● Brief
Your reply should hold only the lines from the records below where "lead" occurs.

--- Records for the task Enclosed Below ---

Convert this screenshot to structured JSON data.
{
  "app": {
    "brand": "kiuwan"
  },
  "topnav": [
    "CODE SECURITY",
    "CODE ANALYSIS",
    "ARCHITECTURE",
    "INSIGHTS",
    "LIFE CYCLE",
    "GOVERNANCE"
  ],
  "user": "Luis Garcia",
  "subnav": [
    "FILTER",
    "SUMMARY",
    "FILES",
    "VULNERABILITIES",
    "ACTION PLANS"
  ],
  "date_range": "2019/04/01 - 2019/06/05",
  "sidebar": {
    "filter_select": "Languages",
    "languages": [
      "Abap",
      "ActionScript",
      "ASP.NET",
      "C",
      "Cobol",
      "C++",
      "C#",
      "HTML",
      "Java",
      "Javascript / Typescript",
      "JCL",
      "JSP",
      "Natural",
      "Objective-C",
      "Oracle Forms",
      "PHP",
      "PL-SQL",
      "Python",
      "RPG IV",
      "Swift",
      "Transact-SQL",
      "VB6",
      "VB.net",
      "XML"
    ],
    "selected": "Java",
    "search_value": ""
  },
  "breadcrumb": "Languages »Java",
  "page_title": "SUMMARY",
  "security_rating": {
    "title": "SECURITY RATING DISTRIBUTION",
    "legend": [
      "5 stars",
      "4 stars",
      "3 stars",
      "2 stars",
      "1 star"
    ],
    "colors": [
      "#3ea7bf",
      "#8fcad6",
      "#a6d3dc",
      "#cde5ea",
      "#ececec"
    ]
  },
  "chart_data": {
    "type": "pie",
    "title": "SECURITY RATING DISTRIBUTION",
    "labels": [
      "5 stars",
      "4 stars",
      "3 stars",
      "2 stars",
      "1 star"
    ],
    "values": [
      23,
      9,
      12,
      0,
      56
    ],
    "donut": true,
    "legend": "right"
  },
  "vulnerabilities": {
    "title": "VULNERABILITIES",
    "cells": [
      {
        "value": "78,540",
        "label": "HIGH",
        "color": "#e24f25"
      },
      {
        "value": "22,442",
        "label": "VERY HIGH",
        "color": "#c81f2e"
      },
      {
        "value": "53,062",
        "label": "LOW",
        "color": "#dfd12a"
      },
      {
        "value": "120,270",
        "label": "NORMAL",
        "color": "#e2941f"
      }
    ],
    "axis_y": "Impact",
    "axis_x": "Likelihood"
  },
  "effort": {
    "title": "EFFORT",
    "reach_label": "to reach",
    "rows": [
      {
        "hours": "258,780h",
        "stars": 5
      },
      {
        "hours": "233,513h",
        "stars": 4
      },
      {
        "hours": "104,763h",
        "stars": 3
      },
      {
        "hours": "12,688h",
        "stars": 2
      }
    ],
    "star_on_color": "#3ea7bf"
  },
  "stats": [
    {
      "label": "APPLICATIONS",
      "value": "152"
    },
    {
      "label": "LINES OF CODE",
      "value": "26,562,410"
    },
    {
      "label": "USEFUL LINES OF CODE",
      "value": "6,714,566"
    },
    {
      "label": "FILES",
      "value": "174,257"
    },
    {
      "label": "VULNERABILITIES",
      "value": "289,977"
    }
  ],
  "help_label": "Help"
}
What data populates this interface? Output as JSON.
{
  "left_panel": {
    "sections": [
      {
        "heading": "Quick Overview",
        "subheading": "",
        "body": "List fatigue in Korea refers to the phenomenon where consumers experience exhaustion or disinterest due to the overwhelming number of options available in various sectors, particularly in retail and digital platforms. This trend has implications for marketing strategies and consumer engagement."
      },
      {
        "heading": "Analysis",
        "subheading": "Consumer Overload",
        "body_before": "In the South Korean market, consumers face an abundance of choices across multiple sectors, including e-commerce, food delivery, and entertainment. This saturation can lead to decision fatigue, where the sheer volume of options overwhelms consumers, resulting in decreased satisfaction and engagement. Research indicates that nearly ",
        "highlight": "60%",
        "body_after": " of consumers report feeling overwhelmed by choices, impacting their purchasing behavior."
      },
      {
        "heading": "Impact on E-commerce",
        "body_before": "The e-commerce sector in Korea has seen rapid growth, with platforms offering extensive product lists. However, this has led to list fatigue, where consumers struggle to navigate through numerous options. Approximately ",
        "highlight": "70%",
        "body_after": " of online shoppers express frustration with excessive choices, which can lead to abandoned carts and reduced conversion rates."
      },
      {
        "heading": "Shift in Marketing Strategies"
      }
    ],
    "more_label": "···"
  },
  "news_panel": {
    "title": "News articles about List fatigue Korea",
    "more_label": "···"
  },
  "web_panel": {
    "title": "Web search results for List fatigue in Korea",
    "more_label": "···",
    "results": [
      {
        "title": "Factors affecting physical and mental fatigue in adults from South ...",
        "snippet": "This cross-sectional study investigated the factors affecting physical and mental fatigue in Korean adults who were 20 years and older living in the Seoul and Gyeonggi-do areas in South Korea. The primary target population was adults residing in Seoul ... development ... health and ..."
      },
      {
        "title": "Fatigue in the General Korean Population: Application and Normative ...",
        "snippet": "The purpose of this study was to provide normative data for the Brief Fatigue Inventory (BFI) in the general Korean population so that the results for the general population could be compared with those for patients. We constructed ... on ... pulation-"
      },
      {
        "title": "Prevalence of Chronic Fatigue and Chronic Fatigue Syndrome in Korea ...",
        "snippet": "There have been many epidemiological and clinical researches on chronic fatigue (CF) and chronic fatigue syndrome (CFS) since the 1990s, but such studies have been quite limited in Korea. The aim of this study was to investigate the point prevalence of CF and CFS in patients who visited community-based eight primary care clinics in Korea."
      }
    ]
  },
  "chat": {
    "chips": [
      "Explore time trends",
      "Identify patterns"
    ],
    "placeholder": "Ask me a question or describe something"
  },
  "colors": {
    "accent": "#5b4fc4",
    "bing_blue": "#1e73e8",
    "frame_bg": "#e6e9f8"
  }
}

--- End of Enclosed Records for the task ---

● Written response
        "body_before": "In the South Korean market, consumers face an abundance of choices across multiple sectors, including e-commerce, food delivery, and entertainment. This saturation can lead to decision fatigue, where the sheer volume of options overwhelms consumers, resulting in decreased satisfaction and engagement. Research indicates that nearly ",
        "body_after": " of online shoppers express frustration with excessive choices, which can lead to abandoned carts and reduced conversion rates."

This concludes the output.